The lack of confidence in the U.S. securitization market may be further compounded by the mix messages the Federal Deposit of Insurance Corporation (FDIC) has sent out to the industry in February and March. On the one hand you have FDIC’s commitment to help kick start the securitization, supported by reports that it is working on a plan to package around $40 billion of failed bank assets into securities that some believe will restart the stalled securitization markets. On the other the FDIC has lined up its safe harbor proposal, which passed with its current language could call time on the private label securitization market. The conundrum deepens, considering that as of press time, the FDIC continued to have a gag order placed on its plans to securitize those bank assets. In fact, one source working for the underwriter confirmed to HousingWire, that the FDIC is so dead-set against releasing any information prior to issuance that it may go so far as to pull contracted work if information is leaked. Requests to release the info were dismissed outright, as was the argument that taxpayers have a right to now where their money is being directed at a federal level. “Nonetheless, we must protect the needs and wants of our client [the FDIC],” the source said. Putting the whispers to one side, available assets on the government balance sheet continue to grow. By the end of February, The FDIC said that regulators had closed an additional four banks: the George Washington Savings Bank in Illinois, La Jolla Bank in California, La Coste National Bank in Texas and Marco Community Bank of Marco Island, Florida. This brings the Tally so far for 2010 to 20 banks. Last year saw 140 banks fail and FDIC has a said it expects 2010 to peak 2009 failures. The FDIC is now considering its option to maximize the value of assets in receivership and one of those options is securitizing some pool or pools of loans. “Washington is emerging as the new Wall St and in the short term it’s here where we are going to see the steps taken to revive confidence in the securitization mark, “ said another market source. “In general, we need to see a restoration of confidence and trust before we can see any lasting revival in the financial markets.” What better testimony that the Government believes the market is on its way to being fixed than to have the first of the big ticket label deal come straight from Washington? Tim Ryan, President and CEO of SIFMA said that the FDIC’s move to package and sell loans through securitization would provide a model for future private market issuances and could help kick-start nonconforming loan securitizations and secondary markets, tighten pricing for securities and strengthen the interests of real money investors. The FDIC looks set to move up its securitization program, which was originally expected to come sometime during 2Q. According to a Bloomberg report, the FDIC could start selling bonds tied to the assets of failed banks in March. Initial offerings included about $2 billion of the FDIC’s remaining stakes in loans from Corus Bank and Franklin Bank. The FDIC is insuring the senior-ranked securities but is unlikely to sell or guarantee the junior securities, according to the report. The FDIC may also offer a re-securitization of about $2 billion of mortgage bonds without government-backed guarantees. According to investor reports that began circulating at the end of February, the FDIC’s program is offering $668 million of SSGN 2010-L2 RMBS backed by performing and non-performing loans and REO seized from Franklin Bank in a single-tranche fixed-rate offering due September 2019. This offering includes a USD 668m I/O class that is not being offered. Residential Credit Solutions has a 50 percent equity interest and is acting as servicer. TO READ THE FULL STORY, SUBSCRIBE NOW.

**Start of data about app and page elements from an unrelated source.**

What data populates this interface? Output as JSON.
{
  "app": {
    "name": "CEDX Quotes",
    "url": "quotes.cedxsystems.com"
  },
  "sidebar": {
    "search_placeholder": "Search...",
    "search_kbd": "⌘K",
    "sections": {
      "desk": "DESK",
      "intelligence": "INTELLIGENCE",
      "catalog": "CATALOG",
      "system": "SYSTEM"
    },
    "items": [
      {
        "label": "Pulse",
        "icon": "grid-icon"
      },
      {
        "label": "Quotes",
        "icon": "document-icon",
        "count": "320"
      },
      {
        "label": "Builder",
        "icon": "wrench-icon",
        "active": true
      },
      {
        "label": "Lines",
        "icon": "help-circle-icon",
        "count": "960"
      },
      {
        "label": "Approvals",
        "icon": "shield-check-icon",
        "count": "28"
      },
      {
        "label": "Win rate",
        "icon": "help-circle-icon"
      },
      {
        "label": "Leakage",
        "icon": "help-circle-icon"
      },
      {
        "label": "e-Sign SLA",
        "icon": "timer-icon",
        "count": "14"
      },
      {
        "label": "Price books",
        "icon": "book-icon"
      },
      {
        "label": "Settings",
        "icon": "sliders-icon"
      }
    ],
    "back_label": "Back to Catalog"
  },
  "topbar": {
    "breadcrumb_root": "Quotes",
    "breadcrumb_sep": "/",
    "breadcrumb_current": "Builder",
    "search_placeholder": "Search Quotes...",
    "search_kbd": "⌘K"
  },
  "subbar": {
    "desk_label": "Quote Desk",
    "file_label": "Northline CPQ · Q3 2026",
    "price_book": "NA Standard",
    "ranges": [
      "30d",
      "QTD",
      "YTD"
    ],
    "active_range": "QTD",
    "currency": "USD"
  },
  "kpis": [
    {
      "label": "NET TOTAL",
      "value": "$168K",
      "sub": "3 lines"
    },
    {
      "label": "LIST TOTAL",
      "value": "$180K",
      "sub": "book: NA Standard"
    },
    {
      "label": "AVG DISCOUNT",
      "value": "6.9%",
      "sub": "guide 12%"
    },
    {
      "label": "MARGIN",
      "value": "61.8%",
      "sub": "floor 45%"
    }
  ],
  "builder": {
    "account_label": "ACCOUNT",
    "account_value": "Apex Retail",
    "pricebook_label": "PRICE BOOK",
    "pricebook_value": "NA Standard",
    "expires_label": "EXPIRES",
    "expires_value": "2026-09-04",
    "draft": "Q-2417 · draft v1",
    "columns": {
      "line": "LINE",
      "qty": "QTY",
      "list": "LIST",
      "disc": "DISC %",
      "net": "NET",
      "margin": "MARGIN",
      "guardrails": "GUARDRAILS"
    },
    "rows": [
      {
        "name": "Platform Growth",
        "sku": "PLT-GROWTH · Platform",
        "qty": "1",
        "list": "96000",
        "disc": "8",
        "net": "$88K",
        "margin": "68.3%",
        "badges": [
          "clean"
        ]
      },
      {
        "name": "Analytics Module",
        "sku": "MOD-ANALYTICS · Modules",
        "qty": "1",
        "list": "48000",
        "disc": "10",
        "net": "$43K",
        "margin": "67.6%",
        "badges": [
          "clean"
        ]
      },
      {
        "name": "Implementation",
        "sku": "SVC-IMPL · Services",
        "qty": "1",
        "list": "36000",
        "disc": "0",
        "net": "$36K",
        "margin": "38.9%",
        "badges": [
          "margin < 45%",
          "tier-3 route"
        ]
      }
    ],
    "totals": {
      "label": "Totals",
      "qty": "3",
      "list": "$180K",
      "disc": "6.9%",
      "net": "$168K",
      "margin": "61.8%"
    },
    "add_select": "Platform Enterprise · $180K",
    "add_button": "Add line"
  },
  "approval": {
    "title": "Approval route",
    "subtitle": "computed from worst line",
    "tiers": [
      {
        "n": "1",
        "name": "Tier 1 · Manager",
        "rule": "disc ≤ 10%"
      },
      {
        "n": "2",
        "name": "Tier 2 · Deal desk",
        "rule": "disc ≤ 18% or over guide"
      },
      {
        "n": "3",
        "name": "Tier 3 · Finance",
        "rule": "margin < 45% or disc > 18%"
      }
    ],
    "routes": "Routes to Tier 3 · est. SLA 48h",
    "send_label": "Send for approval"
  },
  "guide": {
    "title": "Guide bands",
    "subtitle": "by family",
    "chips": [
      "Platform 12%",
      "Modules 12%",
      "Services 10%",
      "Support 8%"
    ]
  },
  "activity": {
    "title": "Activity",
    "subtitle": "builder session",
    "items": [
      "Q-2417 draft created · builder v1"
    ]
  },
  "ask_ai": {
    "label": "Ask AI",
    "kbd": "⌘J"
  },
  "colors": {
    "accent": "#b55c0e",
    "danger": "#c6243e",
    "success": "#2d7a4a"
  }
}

Most Popular Articles
Some housing pundits report the demand for housing is strong, while these same pundits, on another day say that we are in a housing affordability crisis. Can the two narratives be accurate at the same time? If not, which is one is true? HousingWire Columnist Logan Mohtashami takes a deeper dive.
Across the Twittersphere Tuesday morning, real estate agents and home sellers griped about the glitches they were experiencing on the Zillow website.